If Taipei didn't make the aircraft purchase decision to punish Washington for things like that, maybe it should have. It is one thing for Senator Slade Gordon from Boeing's home state of Washington to hop a plane to Taipei at the weekend in an attempt to wrangle back a lucrative contract for 12 long-distance B777s on behalf of his constituents. He is bound to try; it's his job in a way. But what about those officials of the U.S. administration jumping in to signal Taiwan: Hey you, be good to your friends in the U.S. Don't be irresponsible and let politics get in the way of business. Can you believe it?

Actually we can, coming as it does from an administration which has habitually made policy decisions on the basis of financial considerations. Still, the subtext here, a quasi-warning based on the notion that Taiwan somehow owes the U.S., is beyond the pale. In the first place, the Clinton administration has already done so much to undermine Taiwan--and America's own strategic interests in the region--that there is not much more to threaten the island with. More to the point, the way Washington has been marching in lock-step with Beijing, it practically pushed China Airlines into the arms of Airbus. Commercial considerations aside, the airline would have been crazy not to consider further diversifying away from a reliance on one, American, supplier for planes and spare parts.

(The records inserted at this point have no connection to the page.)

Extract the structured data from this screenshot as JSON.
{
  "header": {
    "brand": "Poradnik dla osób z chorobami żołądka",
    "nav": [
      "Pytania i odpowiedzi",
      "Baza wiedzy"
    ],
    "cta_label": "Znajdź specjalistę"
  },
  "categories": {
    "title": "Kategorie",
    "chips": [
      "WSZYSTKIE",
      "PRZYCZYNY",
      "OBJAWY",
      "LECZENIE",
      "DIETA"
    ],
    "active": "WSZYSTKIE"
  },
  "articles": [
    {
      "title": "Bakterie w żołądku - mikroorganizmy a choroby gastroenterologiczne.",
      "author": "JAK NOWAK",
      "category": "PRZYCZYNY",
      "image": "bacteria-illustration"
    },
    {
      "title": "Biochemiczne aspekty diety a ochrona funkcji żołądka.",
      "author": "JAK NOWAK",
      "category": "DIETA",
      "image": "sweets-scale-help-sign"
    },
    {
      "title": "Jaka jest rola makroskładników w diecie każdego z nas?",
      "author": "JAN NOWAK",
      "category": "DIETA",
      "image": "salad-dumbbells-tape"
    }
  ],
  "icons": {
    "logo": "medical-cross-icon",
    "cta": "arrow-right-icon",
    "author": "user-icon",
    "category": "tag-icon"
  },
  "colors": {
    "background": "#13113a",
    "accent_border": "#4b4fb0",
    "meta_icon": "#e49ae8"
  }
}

Only China Airlines knows precisely why Airbus was named as the passenger jet supplier of choice last week, though the carrier appears to have chosen Boeing for a cargo jet order worth about $2.5 billion. One curious aspect of the more hotly contested passenger plane bidding is the way Boeing was crying foul over a month ago. The whispers that reached our ears then mentioned Airbus playing unfair with money, though no specific crime was alleged. The issue of Taipei perhaps seeking to punish the U.S. never came up. What did emerge in the whispering, however, was the suggestion that if Taiwan didn't buy Boeings, its friends in the U.S. might be upset and even abandon support for the island in protest.

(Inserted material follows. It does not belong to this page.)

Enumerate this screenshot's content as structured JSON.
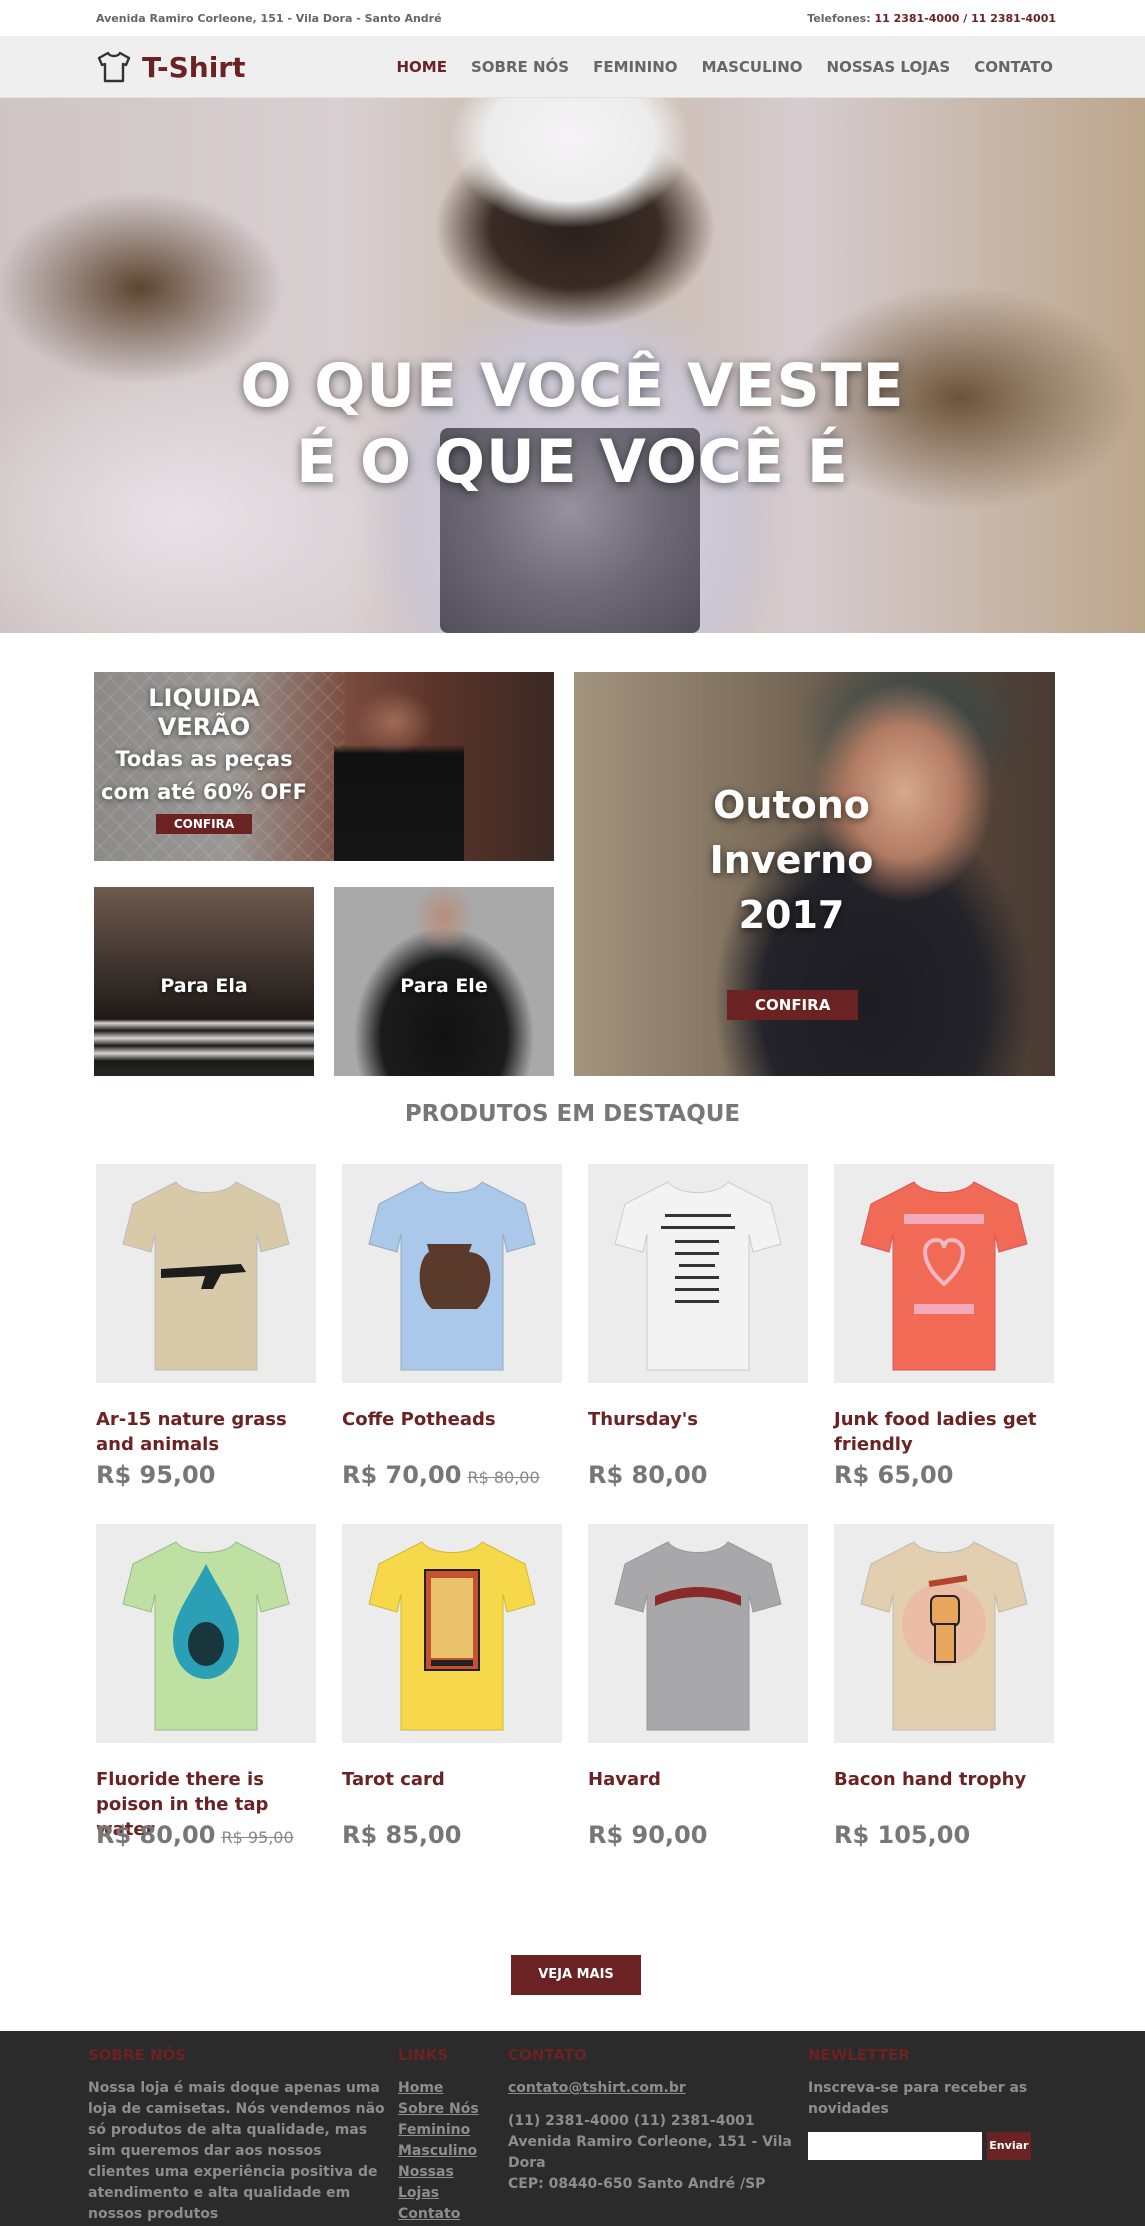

It seemed to us then, and it does now, that Taiwan ought to be free to buy jets where it likes. Americans will always want to root for their companies, and they can insist on a level playing field. Yet any idea that the U.S. or its companies are ITAL owed UNITAL specific contracts as a payment for strategic services rendered should be banished. Apart from a moral commitment to defend a fellow democracy, the U.S. has very real interests of its own in the continued survival of a stable, friendly government in Taiwan. If Taiwan's friends can't see that, then they are no friends. Anyone who dreams of making a simple aircraft deal a nail in a coffin had better get more than one box ready.